WORK TO BE COMPLETED >> How many lines in the listing contain the word "JSON"? Reply with the number alone.

------------

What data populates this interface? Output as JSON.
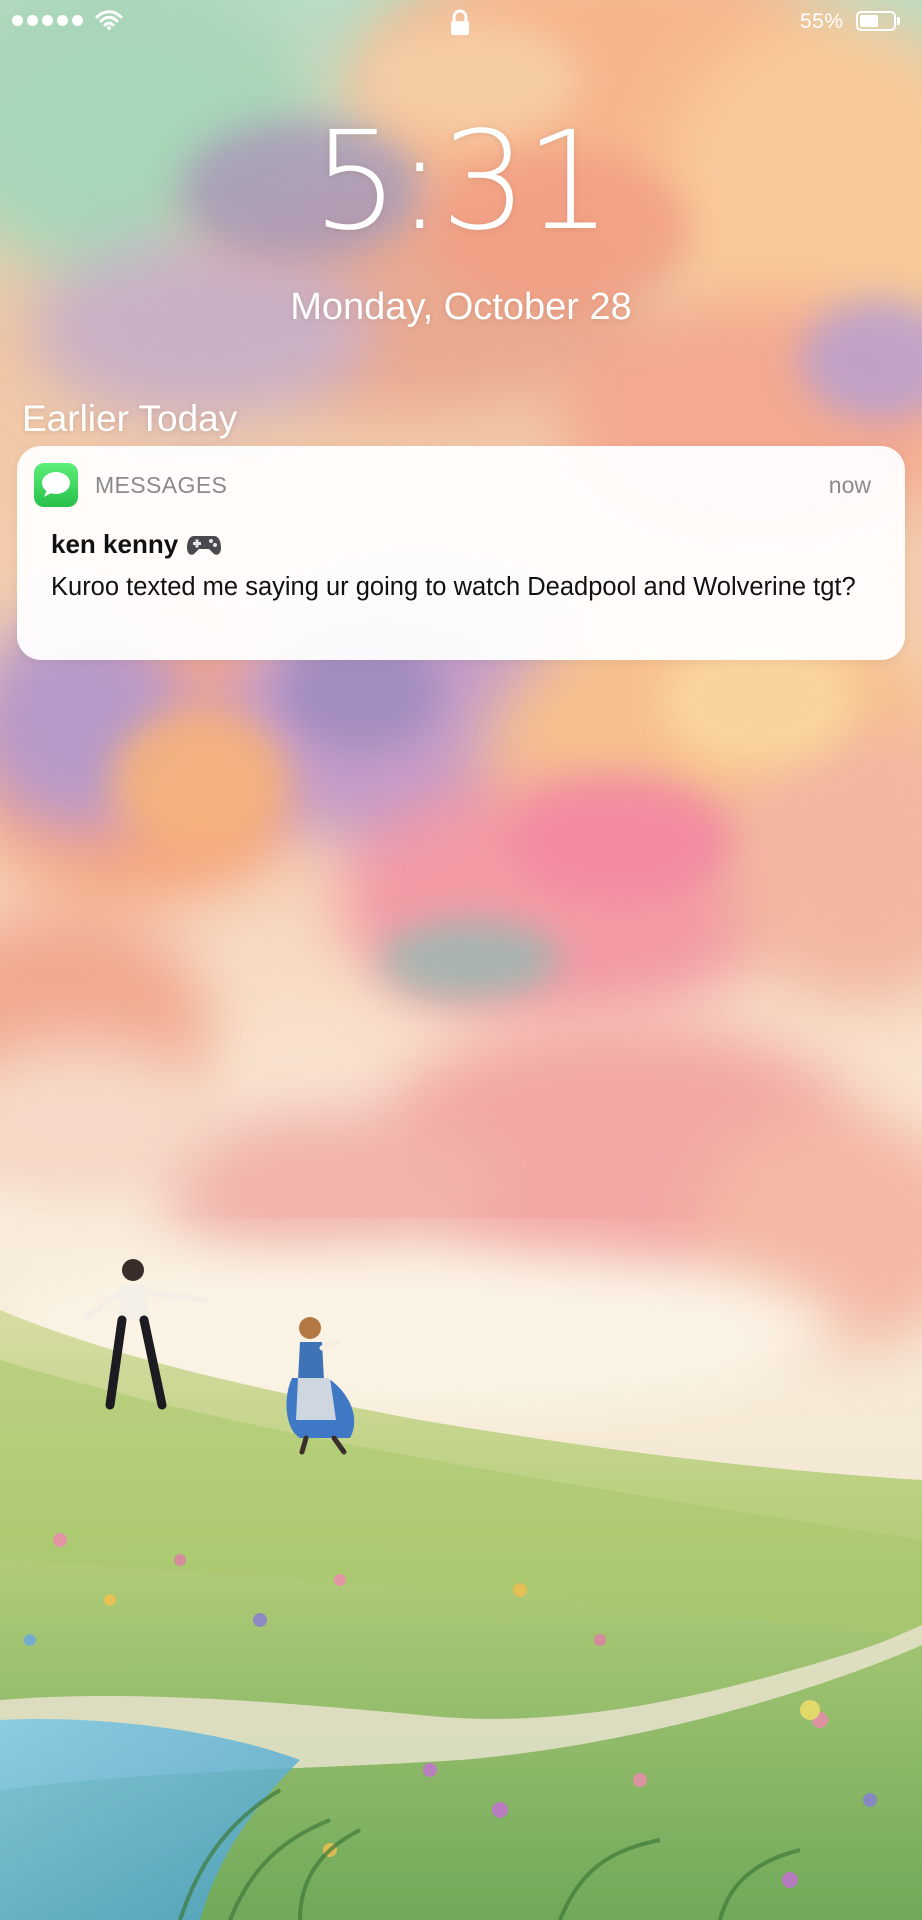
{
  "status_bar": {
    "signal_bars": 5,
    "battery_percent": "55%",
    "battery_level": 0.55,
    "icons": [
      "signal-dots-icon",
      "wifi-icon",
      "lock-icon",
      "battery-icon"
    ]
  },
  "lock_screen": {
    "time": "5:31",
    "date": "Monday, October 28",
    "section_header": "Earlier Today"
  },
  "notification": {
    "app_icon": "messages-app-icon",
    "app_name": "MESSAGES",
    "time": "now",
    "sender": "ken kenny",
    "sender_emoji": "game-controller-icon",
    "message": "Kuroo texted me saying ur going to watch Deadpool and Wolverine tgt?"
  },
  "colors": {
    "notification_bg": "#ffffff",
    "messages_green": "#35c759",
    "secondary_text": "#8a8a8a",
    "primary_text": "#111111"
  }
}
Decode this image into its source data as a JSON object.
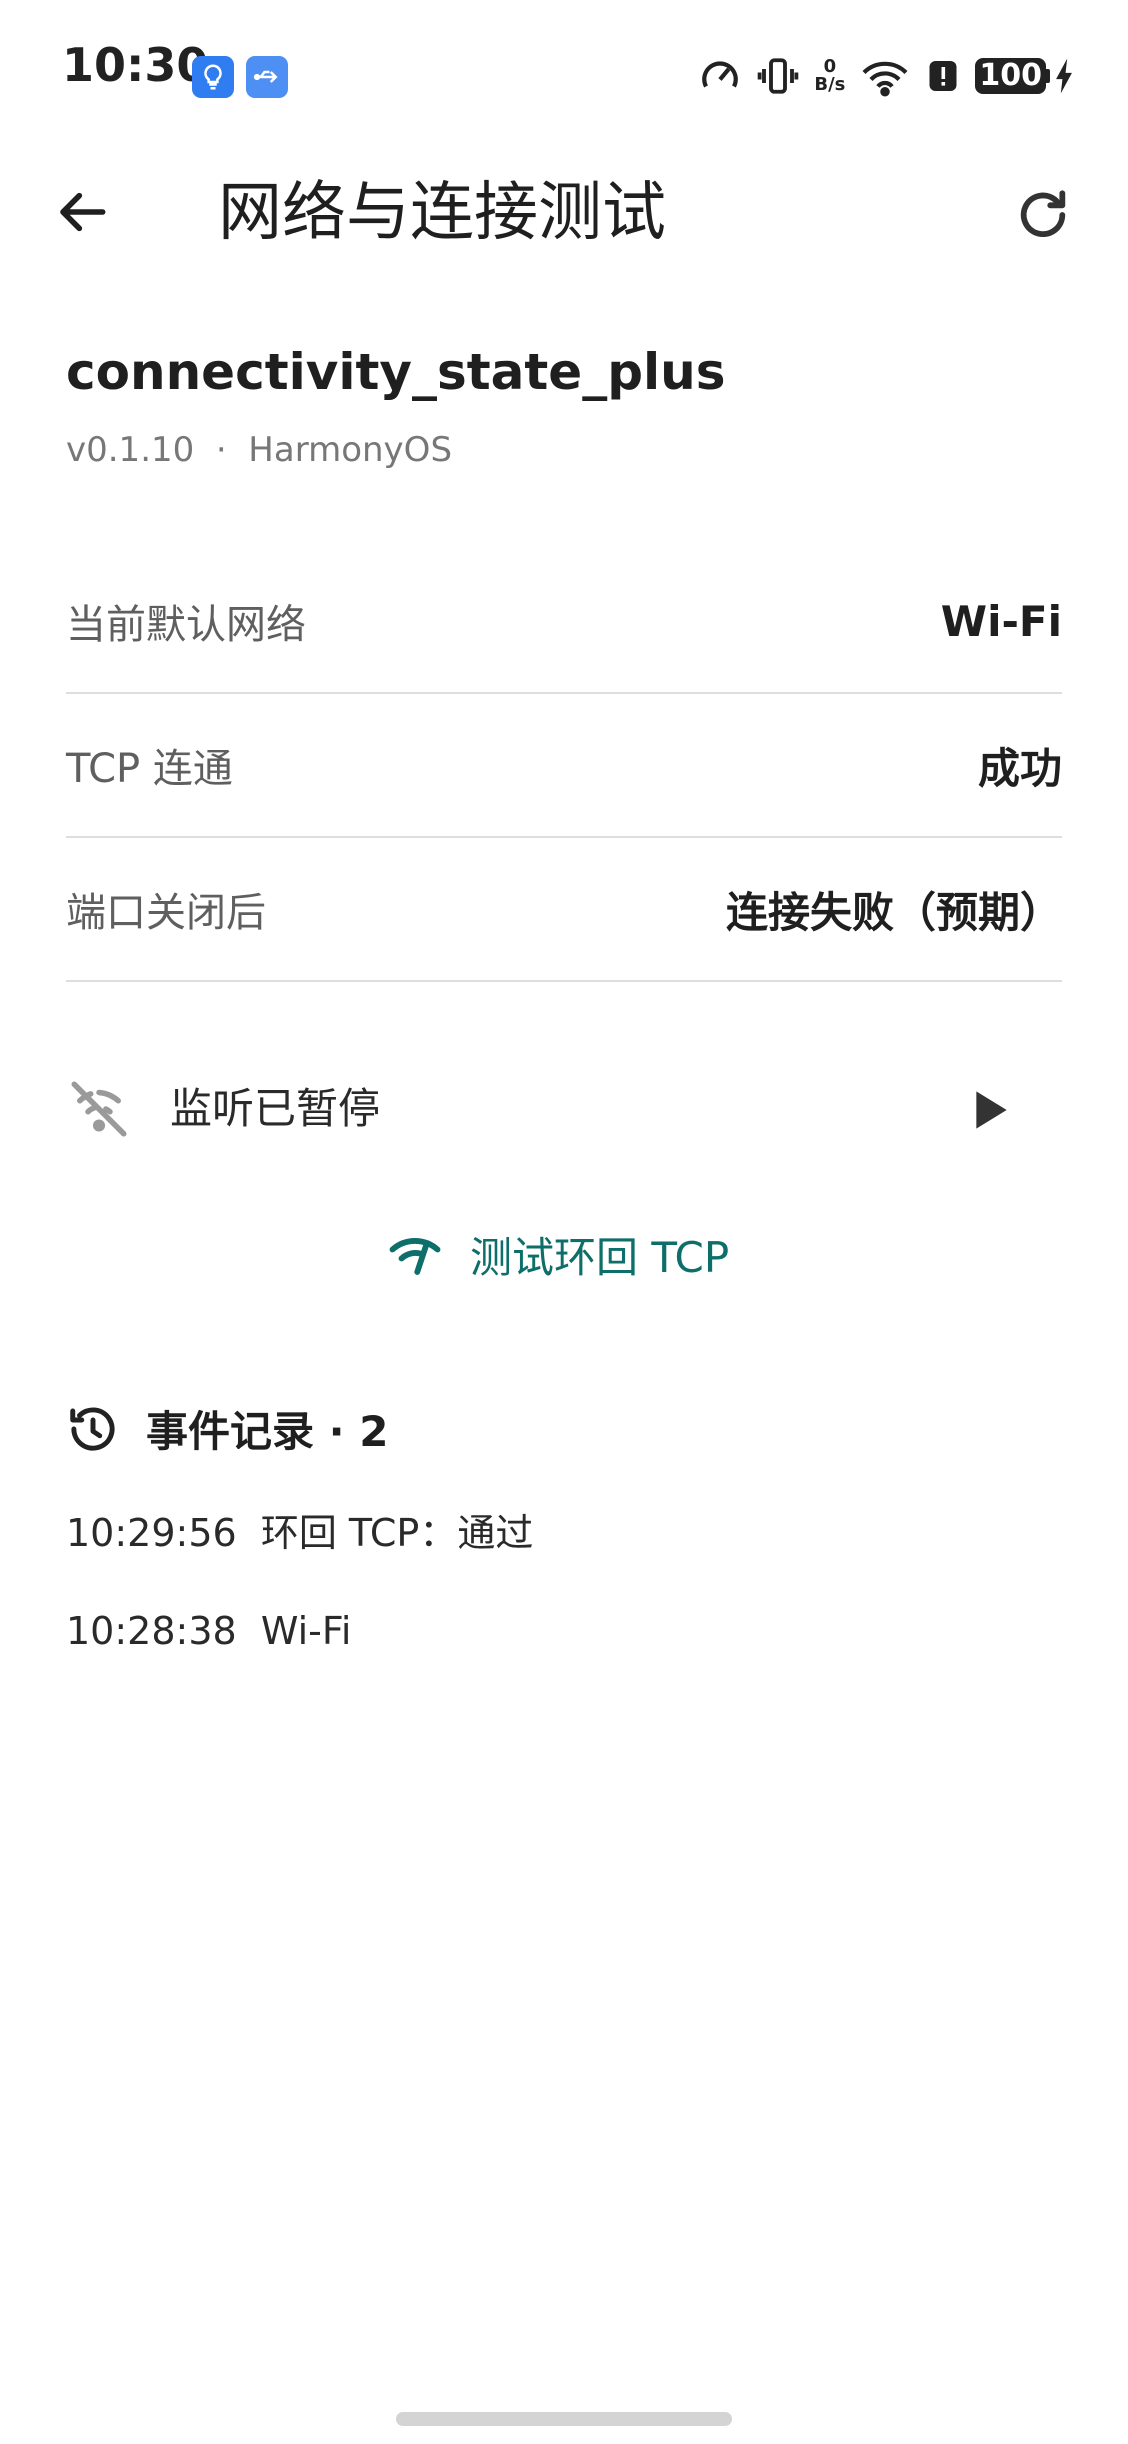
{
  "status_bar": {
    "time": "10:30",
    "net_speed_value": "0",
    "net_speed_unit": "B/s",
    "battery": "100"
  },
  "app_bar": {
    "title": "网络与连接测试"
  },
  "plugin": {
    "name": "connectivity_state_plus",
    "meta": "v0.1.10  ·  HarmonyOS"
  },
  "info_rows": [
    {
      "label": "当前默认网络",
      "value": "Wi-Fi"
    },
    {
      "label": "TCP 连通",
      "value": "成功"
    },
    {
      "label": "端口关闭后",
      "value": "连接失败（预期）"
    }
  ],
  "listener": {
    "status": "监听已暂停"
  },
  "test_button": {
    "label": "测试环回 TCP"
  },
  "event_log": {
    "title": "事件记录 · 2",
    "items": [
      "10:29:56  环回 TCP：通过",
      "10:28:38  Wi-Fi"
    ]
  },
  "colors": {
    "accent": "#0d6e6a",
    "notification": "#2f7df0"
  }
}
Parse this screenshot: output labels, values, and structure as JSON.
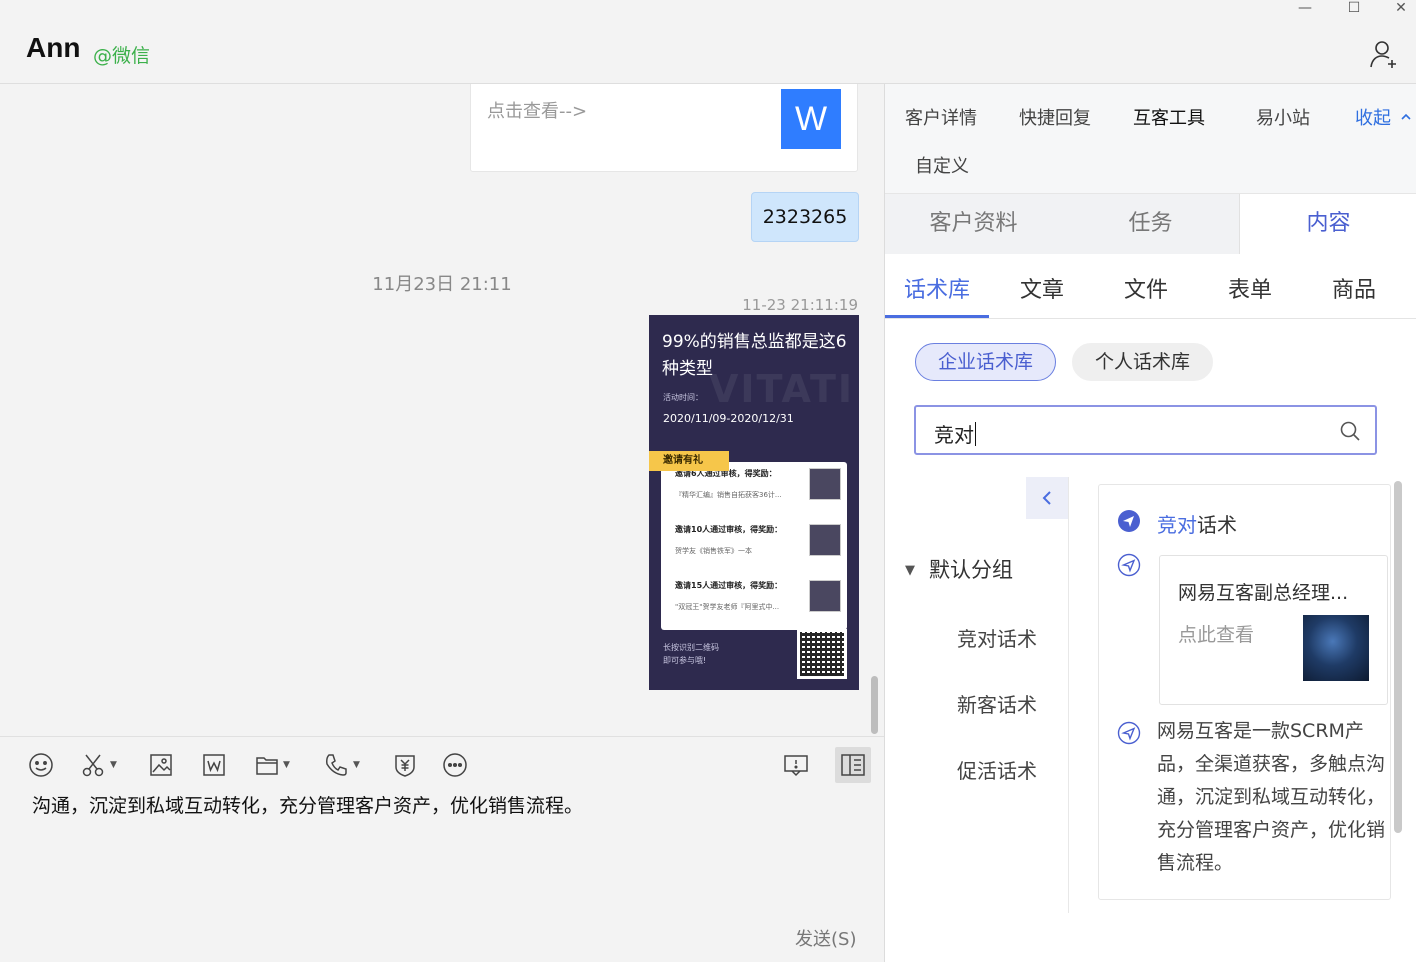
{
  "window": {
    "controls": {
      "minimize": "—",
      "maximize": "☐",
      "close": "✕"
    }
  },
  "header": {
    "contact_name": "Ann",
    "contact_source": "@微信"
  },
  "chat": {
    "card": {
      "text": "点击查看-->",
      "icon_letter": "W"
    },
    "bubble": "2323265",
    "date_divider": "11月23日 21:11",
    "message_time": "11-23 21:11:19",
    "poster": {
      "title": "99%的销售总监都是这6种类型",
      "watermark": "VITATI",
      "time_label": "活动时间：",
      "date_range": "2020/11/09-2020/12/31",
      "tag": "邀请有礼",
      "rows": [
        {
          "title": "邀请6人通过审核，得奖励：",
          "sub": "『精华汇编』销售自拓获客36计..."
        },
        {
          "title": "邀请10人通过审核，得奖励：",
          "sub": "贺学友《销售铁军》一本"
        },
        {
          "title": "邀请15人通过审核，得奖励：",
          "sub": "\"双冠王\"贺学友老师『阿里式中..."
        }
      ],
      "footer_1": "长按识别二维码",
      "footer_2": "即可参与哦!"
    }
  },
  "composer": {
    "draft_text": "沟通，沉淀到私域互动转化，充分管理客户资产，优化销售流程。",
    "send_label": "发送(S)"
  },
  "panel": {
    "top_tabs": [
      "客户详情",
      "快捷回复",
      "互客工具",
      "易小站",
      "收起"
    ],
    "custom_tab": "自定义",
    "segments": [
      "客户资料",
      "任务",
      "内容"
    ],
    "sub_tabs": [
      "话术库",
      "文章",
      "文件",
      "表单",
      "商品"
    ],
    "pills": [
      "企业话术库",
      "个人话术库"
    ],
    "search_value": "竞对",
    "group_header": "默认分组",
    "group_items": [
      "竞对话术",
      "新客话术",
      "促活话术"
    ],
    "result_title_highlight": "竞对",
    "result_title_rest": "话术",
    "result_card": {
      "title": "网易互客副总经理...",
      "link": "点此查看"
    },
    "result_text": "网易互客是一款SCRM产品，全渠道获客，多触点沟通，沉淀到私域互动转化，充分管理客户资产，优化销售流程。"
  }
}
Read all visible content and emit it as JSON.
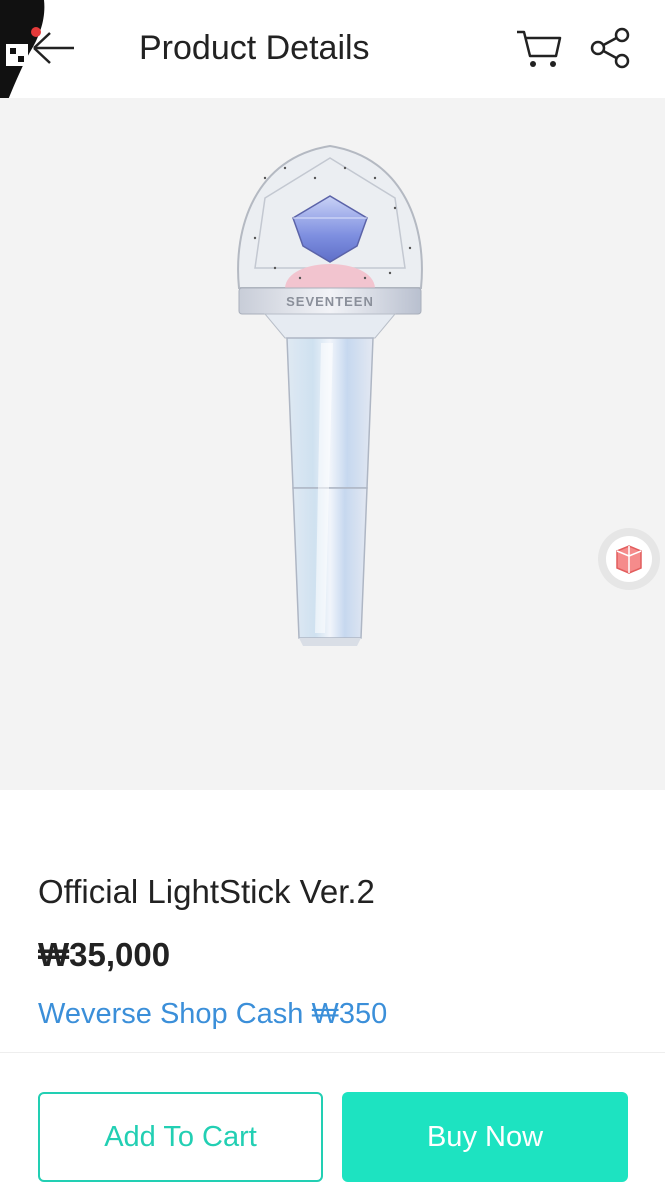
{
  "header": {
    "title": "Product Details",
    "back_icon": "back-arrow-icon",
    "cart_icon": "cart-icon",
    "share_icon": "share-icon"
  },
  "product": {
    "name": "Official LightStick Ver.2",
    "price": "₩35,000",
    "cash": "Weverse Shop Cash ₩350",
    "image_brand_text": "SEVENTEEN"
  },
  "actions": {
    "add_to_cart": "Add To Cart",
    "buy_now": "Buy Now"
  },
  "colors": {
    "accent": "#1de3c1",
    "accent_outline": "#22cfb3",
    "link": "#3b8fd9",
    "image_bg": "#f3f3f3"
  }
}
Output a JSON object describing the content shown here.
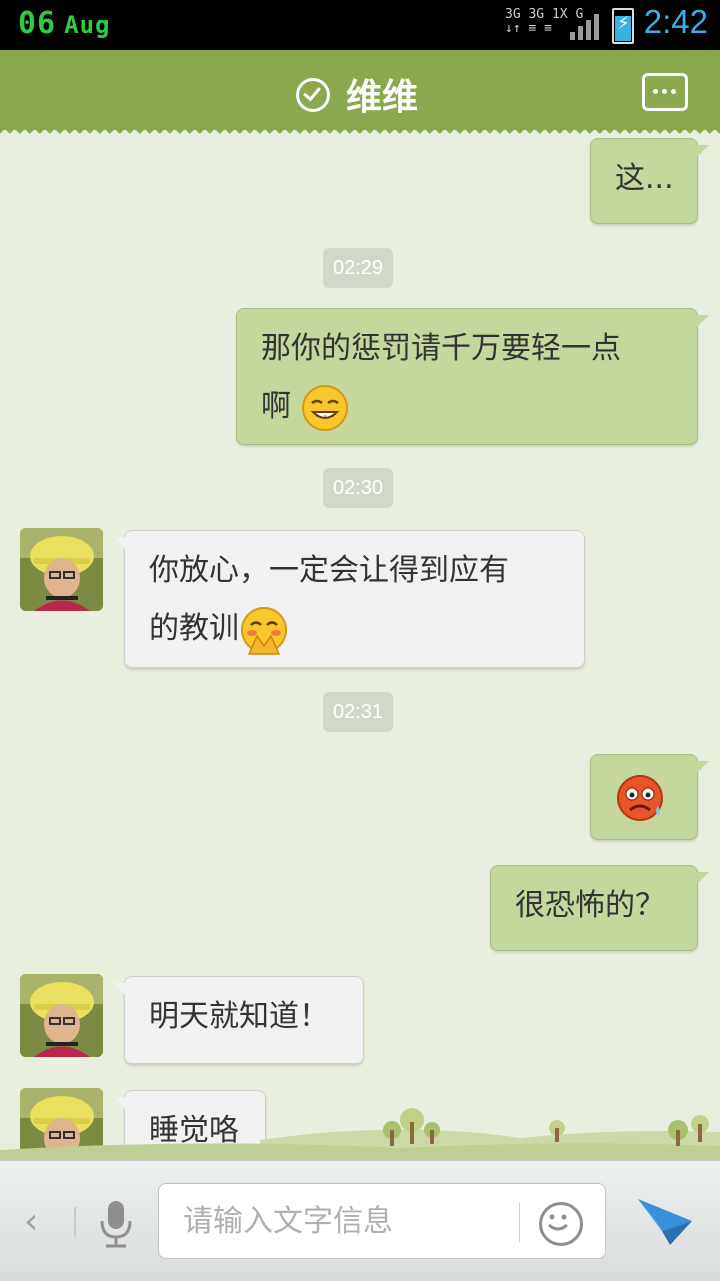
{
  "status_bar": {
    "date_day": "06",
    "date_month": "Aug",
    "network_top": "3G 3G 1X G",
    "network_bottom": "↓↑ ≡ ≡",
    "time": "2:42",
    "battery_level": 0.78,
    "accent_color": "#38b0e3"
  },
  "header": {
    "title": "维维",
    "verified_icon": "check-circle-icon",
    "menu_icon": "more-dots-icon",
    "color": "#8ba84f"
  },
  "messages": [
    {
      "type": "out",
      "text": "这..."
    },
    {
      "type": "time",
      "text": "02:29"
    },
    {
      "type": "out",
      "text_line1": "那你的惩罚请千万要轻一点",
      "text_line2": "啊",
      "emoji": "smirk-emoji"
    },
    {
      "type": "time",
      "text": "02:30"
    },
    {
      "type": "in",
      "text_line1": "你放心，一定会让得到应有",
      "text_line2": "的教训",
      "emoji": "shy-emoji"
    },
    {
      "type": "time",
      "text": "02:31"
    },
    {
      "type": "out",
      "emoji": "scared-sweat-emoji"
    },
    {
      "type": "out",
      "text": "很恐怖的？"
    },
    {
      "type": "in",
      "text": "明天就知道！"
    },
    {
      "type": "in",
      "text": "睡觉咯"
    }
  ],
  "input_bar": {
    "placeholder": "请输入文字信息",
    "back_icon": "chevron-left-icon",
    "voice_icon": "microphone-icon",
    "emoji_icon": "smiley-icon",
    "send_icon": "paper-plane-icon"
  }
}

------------

WRITTEN RESPONSE >> 5